Page 44: of Maritime Logistics Professional Magazine (Nov/Dec 2018)
Regulatory & Environmental Review
REGULATORY REVIEW doesn’t appear even once. It’s all about the money. Every para- making the best use of proven and modern technology. The Pi- graph on every page builds to the same scold: that the Coast lotage Review Chair has made a series of recommendations that
Guard, once again, is giving us the shaft. would achieve these goals while still maintaining the highest lev-
In both the U.S. and Canada there are prospects of change. As els of safety and reliability.” noted, Transport Canada issued a 145-page analysis of shipping Similarly, on the other side of the border, pilotage issues are and pilotage issues with 38 recommendations for change, cover- getting new attention. First, of course, is the Coast Guard rate ing governance, labor, safety and tariffs and fees. setting process, open now. This process really just keeps the cur-
The Chamber of Marine Commerce is working to leverage rent system working but it surely serves to highlight the extreme the TC analysis. In October, the Chamber’s “Marine Day on the concerns about pilotage. Another forum is the President’s focus
Hill” focused on pilotage reform and infrastructure funding. The on regulatory reform within the maritime industry. Pilotage rates
Chamber pressed these issues in discussions on Parliament Hill, were specifcally called out by American and Canadian industry including sessions with Transport Minister Marc Garneau and and trade groups, including The Great Lakes St. Lawrence Gover- a multi-party panel with Liberal MP Vance Badawey, NDP MP nors & Premiers who described a “toxic environment between the
Brian Masse and Conservative MP Kelly Block. Coast Guard, system users, and the pilotage associations.” “Canada’s pilotage system has not been overhauled in more Secondly, pushback is emerging among states. In October, Jack- than 40 years and is ineffcient, infexible, out-of-date and des- sonville-based Crowley Holdings Inc., the holding company for perately needs to be modernized,” explains Bruce Burrows, Presi- Crowley Maritime Corporation, released a statement urging Flor- dent of the Chamber of Marine Commerce. ida’s Board of Pilot Commissioners to reject a proposed pilotage

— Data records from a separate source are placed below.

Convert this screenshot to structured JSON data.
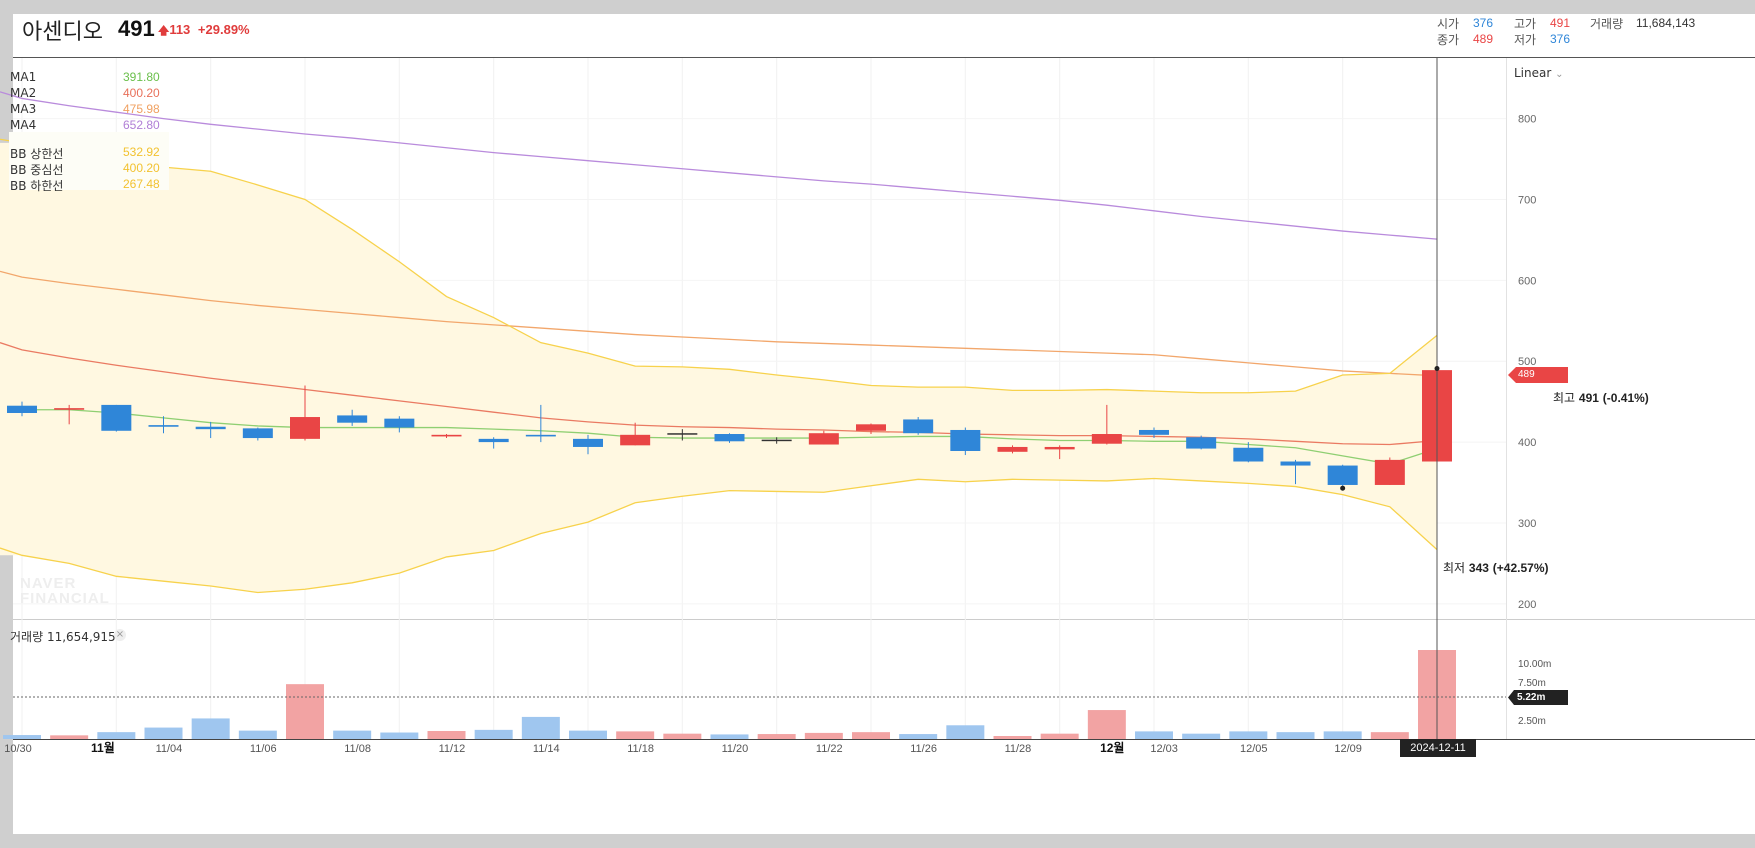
{
  "header": {
    "stock_name": "아센디오",
    "price": "491",
    "change": "113",
    "change_pct": "+29.89%",
    "stats": {
      "open_label": "시가",
      "open": "376",
      "high_label": "고가",
      "high": "491",
      "volume_label": "거래량",
      "volume": "11,684,143",
      "close_label": "종가",
      "close": "489",
      "low_label": "저가",
      "low": "376"
    }
  },
  "legend": [
    {
      "name": "MA1",
      "value": "391.80",
      "color": "#6abf4b"
    },
    {
      "name": "MA2",
      "value": "400.20",
      "color": "#e8705a"
    },
    {
      "name": "MA3",
      "value": "475.98",
      "color": "#f0a060"
    },
    {
      "name": "MA4",
      "value": "652.80",
      "color": "#b07ed6"
    },
    {
      "name": "BB 상한선",
      "value": "532.92",
      "color": "#f2c230"
    },
    {
      "name": "BB 중심선",
      "value": "400.20",
      "color": "#f2c230"
    },
    {
      "name": "BB 하한선",
      "value": "267.48",
      "color": "#f2c230"
    }
  ],
  "scale_mode": "Linear",
  "current_price_tag": "489",
  "volume_panel": {
    "title": "거래량",
    "value": "11,654,915",
    "close_icon": "close-icon",
    "current_tag": "5.22m"
  },
  "crosshair_date": "2024-12-11",
  "annotations": {
    "high": {
      "label": "최고",
      "value": "491",
      "pct": "(-0.41%)"
    },
    "low": {
      "label": "최저",
      "value": "343",
      "pct": "(+42.57%)"
    }
  },
  "watermark": [
    "NAVER",
    "FINANCIAL"
  ],
  "colors": {
    "up": "#e94545",
    "down": "#2f86d8",
    "vol_up": "#f2a3a3",
    "vol_down": "#9fc6ef",
    "bb_fill": "#fff8e1",
    "bb_line": "#f7d24c"
  },
  "chart_data": {
    "type": "candlestick",
    "x_labels": [
      "10/30",
      "11월",
      "11/04",
      "11/06",
      "11/08",
      "11/12",
      "11/14",
      "11/18",
      "11/20",
      "11/22",
      "11/26",
      "11/28",
      "12월",
      "12/03",
      "12/05",
      "12/09"
    ],
    "y_axis": {
      "ticks": [
        200,
        300,
        400,
        500,
        600,
        700,
        800
      ],
      "range": [
        180,
        875
      ]
    },
    "volume_axis": {
      "ticks": [
        "2.50m",
        "7.50m",
        "10.00m"
      ],
      "range": [
        0,
        12500000
      ]
    },
    "candles": [
      {
        "o": 445,
        "h": 450,
        "l": 432,
        "c": 436,
        "v": 520000
      },
      {
        "o": 440,
        "h": 446,
        "l": 422,
        "c": 442,
        "v": 480000
      },
      {
        "o": 446,
        "h": 446,
        "l": 413,
        "c": 414,
        "v": 900000
      },
      {
        "o": 421,
        "h": 432,
        "l": 411,
        "c": 419,
        "v": 1500000
      },
      {
        "o": 419,
        "h": 425,
        "l": 405,
        "c": 416,
        "v": 2700000
      },
      {
        "o": 417,
        "h": 418,
        "l": 402,
        "c": 405,
        "v": 1100000
      },
      {
        "o": 404,
        "h": 470,
        "l": 402,
        "c": 431,
        "v": 7200000
      },
      {
        "o": 433,
        "h": 440,
        "l": 420,
        "c": 424,
        "v": 1100000
      },
      {
        "o": 429,
        "h": 432,
        "l": 412,
        "c": 418,
        "v": 850000
      },
      {
        "o": 407,
        "h": 410,
        "l": 405,
        "c": 409,
        "v": 1050000
      },
      {
        "o": 404,
        "h": 406,
        "l": 392,
        "c": 400,
        "v": 1200000
      },
      {
        "o": 409,
        "h": 446,
        "l": 400,
        "c": 407,
        "v": 2900000
      },
      {
        "o": 404,
        "h": 409,
        "l": 385,
        "c": 394,
        "v": 1100000
      },
      {
        "o": 396,
        "h": 424,
        "l": 396,
        "c": 409,
        "v": 1000000
      },
      {
        "o": 410,
        "h": 416,
        "l": 402,
        "c": 411,
        "v": 700000
      },
      {
        "o": 410,
        "h": 411,
        "l": 399,
        "c": 401,
        "v": 600000
      },
      {
        "o": 402,
        "h": 406,
        "l": 398,
        "c": 403,
        "v": 650000
      },
      {
        "o": 397,
        "h": 414,
        "l": 397,
        "c": 411,
        "v": 800000
      },
      {
        "o": 414,
        "h": 423,
        "l": 410,
        "c": 422,
        "v": 900000
      },
      {
        "o": 428,
        "h": 431,
        "l": 409,
        "c": 411,
        "v": 650000
      },
      {
        "o": 415,
        "h": 418,
        "l": 384,
        "c": 389,
        "v": 1800000
      },
      {
        "o": 388,
        "h": 396,
        "l": 386,
        "c": 394,
        "v": 300000
      },
      {
        "o": 391,
        "h": 396,
        "l": 379,
        "c": 394,
        "v": 700000
      },
      {
        "o": 398,
        "h": 446,
        "l": 397,
        "c": 410,
        "v": 3800000
      },
      {
        "o": 415,
        "h": 418,
        "l": 405,
        "c": 409,
        "v": 1000000
      },
      {
        "o": 406,
        "h": 408,
        "l": 391,
        "c": 392,
        "v": 700000
      },
      {
        "o": 393,
        "h": 400,
        "l": 375,
        "c": 376,
        "v": 1000000
      },
      {
        "o": 376,
        "h": 378,
        "l": 348,
        "c": 371,
        "v": 900000
      },
      {
        "o": 371,
        "h": 372,
        "l": 343,
        "c": 347,
        "v": 1000000
      },
      {
        "o": 347,
        "h": 381,
        "l": 347,
        "c": 378,
        "v": 900000
      },
      {
        "o": 376,
        "h": 491,
        "l": 376,
        "c": 489,
        "v": 11684143
      }
    ],
    "series": [
      {
        "name": "MA1",
        "color": "#8fcf72",
        "values": [
          440,
          440,
          436,
          430,
          424,
          420,
          418,
          418,
          418,
          418,
          416,
          414,
          411,
          406,
          405,
          405,
          405,
          405,
          406,
          407,
          407,
          404,
          402,
          402,
          401,
          401,
          397,
          393,
          383,
          373,
          392
        ]
      },
      {
        "name": "MA2",
        "color": "#ea7a62",
        "values": [
          514,
          504,
          495,
          487,
          479,
          472,
          465,
          458,
          451,
          444,
          437,
          430,
          425,
          421,
          419,
          418,
          416,
          415,
          413,
          412,
          410,
          409,
          408,
          408,
          407,
          406,
          404,
          401,
          398,
          397,
          402
        ]
      },
      {
        "name": "MA3",
        "color": "#f2a76c",
        "values": [
          604,
          596,
          589,
          582,
          575,
          569,
          564,
          559,
          554,
          549,
          545,
          541,
          537,
          533,
          530,
          527,
          524,
          522,
          520,
          518,
          516,
          514,
          512,
          510,
          508,
          503,
          498,
          493,
          488,
          485,
          482
        ]
      },
      {
        "name": "MA4",
        "color": "#b98bdc",
        "values": [
          825,
          816,
          808,
          800,
          793,
          787,
          781,
          776,
          770,
          764,
          758,
          753,
          748,
          743,
          738,
          733,
          728,
          723,
          719,
          714,
          709,
          704,
          699,
          693,
          686,
          679,
          673,
          667,
          661,
          656,
          651
        ]
      },
      {
        "name": "BB 상한선",
        "color": "#f7d24c",
        "values": [
          770,
          765,
          755,
          740,
          735,
          718,
          700,
          663,
          623,
          580,
          554,
          523,
          510,
          494,
          493,
          490,
          483,
          477,
          470,
          468,
          468,
          464,
          464,
          465,
          463,
          461,
          461,
          463,
          483,
          485,
          532
        ]
      },
      {
        "name": "BB 하한선",
        "color": "#f7d24c",
        "values": [
          260,
          250,
          234,
          228,
          222,
          214,
          218,
          226,
          238,
          258,
          266,
          287,
          301,
          325,
          333,
          340,
          339,
          338,
          346,
          354,
          351,
          354,
          353,
          352,
          355,
          352,
          349,
          345,
          335,
          320,
          267
        ]
      }
    ]
  }
}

He continued, “We urge the Minister of Transport to now move increase. Crowley wrote that the fee increase would “raise aver- forward to introduce legislation that promotes safety and provides age pilotage costs more than 100%.” Crowley is the port’s largest greater transparency and oversight of pilotage services while tenant and recently signed a new 10-year Port Everglades lease.
Crowley calculated that pilotage fees would increase between 88 to 139 percent depending on vessel size.
State issues came to the fore in Houston, too, when, the Houston Pilots, in October, withdrew their application asking the Port of Houston Authority to approve higher rates. The pullback came after 15 shipping companies presented a unifed “No Way!” to the Authority. More than one frm said it would be forced to look for other ports of call because the new
Houston rates would be so far out of line with similar ports that they would have no other choice. Shippers said they have made substantial cost cuts to survive and suggest that the pilots do the same. Imagine this: one shipper even called for a rate reduction.
In September, the US Government Accountability
Offce (GAO) released a report on freight transport issues within the Great Lakes, citing pilotage issues as one particular challenge. Importantly, GAO is working on another report with an exclusive focus on pilotage, requested by Senators John Thune (SD) and Todd Young (IN).
Eventually, this analytical momentum has to turn into legislative engagement, at least at the federal level. After all, agencies can only do so much. They comply with the law as written in 1960. Politically savvy insiders know this, of course. You can be sure they are getting ready to refocus the debate and move it to a different set of players.
The Author is a freelance writer specializing in energy, environmental and related regulatory issues.
A typical Seaway pilotage invoice
Credit: MRC 44 Maritime Logistics Professional November/December 2018 | |